Task goal:
Could you restate word for word every line from the one containing "Decode this image" to the end of the records, and nothing else?

═══ Materials provided ═══

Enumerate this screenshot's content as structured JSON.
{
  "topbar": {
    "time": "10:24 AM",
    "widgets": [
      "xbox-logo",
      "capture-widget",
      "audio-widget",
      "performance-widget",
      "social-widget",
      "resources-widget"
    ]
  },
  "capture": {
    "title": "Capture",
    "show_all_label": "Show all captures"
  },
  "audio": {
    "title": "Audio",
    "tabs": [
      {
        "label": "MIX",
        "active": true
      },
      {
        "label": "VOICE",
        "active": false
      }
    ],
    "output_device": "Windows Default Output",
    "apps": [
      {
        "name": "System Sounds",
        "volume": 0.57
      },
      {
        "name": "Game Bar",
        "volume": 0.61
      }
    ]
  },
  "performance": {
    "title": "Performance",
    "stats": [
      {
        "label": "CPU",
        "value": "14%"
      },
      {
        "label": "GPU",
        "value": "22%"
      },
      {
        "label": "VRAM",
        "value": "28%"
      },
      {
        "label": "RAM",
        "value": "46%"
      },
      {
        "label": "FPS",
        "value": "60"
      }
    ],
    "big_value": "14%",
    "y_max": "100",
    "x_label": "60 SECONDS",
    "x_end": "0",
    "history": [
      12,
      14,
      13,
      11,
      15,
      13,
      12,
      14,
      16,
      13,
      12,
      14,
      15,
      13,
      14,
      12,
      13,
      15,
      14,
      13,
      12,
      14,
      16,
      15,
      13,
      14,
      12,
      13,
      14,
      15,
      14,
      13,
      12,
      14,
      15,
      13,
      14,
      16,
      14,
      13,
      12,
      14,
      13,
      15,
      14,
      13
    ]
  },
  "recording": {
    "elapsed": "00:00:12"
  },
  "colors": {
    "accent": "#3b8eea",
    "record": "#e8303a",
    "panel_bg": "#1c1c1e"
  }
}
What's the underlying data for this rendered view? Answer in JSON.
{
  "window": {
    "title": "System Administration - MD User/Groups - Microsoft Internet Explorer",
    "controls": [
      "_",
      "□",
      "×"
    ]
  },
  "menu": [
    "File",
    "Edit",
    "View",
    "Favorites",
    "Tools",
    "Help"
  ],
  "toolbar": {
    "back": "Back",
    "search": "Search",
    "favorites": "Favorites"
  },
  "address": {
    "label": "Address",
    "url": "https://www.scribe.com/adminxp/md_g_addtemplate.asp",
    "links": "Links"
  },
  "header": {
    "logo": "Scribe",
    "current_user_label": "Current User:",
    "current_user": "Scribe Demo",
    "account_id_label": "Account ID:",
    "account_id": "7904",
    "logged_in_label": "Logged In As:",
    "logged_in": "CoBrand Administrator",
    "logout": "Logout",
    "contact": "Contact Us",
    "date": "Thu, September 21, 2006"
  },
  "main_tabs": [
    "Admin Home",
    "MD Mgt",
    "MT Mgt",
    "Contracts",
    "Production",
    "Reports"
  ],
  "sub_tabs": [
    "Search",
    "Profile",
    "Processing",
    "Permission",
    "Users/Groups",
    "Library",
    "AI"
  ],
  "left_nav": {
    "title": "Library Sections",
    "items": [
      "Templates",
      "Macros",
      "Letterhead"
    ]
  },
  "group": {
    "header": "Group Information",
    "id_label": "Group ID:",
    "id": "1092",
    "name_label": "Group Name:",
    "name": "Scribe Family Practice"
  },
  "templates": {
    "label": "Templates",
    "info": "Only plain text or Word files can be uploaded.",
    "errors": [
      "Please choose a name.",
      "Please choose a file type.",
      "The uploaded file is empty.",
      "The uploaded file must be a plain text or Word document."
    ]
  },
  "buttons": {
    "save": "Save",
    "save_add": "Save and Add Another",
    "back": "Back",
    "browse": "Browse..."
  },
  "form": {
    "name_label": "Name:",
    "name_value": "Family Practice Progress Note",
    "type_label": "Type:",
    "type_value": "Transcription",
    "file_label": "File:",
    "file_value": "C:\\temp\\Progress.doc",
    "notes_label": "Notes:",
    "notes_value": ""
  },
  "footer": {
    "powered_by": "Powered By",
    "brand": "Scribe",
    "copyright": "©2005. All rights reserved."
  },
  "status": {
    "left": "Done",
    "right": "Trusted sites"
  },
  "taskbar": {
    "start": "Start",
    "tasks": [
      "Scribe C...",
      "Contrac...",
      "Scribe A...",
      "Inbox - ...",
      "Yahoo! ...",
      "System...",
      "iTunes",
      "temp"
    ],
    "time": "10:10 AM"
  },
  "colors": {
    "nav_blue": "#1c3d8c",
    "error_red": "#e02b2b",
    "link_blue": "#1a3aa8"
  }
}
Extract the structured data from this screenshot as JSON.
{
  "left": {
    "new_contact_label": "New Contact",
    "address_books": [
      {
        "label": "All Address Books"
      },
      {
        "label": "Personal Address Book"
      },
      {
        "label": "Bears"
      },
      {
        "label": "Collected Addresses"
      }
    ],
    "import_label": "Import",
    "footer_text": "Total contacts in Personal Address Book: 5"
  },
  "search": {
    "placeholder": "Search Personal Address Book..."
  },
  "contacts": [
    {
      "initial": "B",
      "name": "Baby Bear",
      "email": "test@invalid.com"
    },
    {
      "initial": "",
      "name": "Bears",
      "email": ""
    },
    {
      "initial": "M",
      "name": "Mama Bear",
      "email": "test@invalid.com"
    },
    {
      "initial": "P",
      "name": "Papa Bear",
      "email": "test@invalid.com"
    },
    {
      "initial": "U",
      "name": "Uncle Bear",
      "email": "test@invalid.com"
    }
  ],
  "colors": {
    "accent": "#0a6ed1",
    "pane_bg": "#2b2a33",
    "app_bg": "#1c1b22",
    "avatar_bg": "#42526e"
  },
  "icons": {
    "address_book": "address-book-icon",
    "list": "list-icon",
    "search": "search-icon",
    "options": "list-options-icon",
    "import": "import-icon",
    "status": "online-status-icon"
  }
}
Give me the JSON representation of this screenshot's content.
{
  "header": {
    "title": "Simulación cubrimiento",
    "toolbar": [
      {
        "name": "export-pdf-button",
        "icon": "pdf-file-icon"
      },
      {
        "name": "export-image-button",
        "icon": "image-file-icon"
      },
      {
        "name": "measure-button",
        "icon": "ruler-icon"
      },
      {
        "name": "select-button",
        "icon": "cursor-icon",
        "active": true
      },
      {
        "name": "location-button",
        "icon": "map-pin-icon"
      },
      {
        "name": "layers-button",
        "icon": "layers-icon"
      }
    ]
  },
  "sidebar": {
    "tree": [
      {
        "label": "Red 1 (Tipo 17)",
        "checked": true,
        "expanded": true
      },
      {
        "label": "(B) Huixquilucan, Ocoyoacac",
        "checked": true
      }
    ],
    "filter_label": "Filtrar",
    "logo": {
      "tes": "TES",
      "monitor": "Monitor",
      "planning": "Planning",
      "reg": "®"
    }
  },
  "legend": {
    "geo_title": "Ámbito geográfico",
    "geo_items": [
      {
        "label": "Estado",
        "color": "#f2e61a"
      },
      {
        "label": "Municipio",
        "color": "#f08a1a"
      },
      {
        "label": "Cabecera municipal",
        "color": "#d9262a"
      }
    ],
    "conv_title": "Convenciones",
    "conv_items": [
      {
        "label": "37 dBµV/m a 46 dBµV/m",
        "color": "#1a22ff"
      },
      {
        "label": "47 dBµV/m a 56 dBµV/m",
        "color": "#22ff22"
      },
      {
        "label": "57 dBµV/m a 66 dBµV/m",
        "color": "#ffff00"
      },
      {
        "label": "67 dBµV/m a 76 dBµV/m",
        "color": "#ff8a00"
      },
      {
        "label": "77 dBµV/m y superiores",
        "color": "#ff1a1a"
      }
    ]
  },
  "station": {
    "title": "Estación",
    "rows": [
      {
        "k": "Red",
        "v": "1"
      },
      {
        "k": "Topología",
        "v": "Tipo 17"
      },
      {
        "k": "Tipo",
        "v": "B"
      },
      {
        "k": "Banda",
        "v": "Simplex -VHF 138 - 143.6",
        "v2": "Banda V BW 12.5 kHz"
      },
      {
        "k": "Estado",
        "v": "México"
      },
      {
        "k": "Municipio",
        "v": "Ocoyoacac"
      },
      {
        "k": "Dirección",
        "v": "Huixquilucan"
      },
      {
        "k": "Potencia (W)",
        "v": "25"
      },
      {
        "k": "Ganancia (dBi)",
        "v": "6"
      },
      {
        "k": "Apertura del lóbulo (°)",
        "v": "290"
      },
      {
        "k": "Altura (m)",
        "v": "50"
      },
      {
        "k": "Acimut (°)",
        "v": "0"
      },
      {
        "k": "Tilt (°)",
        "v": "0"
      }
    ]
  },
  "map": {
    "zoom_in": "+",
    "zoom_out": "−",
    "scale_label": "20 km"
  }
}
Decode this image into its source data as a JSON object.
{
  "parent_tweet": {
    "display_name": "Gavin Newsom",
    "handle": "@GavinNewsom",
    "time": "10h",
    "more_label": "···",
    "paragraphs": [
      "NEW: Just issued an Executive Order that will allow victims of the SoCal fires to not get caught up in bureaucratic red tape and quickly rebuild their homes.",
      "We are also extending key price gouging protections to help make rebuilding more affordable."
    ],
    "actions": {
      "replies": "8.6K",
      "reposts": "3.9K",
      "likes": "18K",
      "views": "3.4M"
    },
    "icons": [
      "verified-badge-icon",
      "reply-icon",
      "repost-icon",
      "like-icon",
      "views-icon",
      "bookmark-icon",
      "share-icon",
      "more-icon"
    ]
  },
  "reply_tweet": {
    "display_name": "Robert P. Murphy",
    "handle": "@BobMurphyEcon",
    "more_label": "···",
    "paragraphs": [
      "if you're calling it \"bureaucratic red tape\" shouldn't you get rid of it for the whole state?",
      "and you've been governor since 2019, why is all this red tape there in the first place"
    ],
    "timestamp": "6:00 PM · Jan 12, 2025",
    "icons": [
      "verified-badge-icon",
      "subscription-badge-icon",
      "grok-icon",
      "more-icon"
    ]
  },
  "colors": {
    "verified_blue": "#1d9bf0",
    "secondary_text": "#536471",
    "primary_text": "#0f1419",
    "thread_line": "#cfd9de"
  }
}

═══

Exercise output:
Decode this image into its source data as a JSON object.
{
  "parent_tweet": {
    "display_name": "Gavin Newsom",
    "handle": "@GavinNewsom",
    "time": "10h",
    "more_label": "···",
    "paragraphs": [
      "NEW: Just issued an Executive Order that will allow victims of the SoCal fires to not get caught up in bureaucratic red tape and quickly rebuild their homes.",
      "We are also extending key price gouging protections to help make rebuilding more affordable."
    ],
    "actions": {
      "replies": "8.6K",
      "reposts": "3.9K",
      "likes": "18K",
      "views": "3.4M"
    },
    "icons": [
      "verified-badge-icon",
      "reply-icon",
      "repost-icon",
      "like-icon",
      "views-icon",
      "bookmark-icon",
      "share-icon",
      "more-icon"
    ]
  },
  "reply_tweet": {
    "display_name": "Robert P. Murphy",
    "handle": "@BobMurphyEcon",
    "more_label": "···",
    "paragraphs": [
      "if you're calling it \"bureaucratic red tape\" shouldn't you get rid of it for the whole state?",
      "and you've been governor since 2019, why is all this red tape there in the first place"
    ],
    "timestamp": "6:00 PM · Jan 12, 2025",
    "icons": [
      "verified-badge-icon",
      "subscription-badge-icon",
      "grok-icon",
      "more-icon"
    ]
  },
  "colors": {
    "verified_blue": "#1d9bf0",
    "secondary_text": "#536471",
    "primary_text": "#0f1419",
    "thread_line": "#cfd9de"
  }
}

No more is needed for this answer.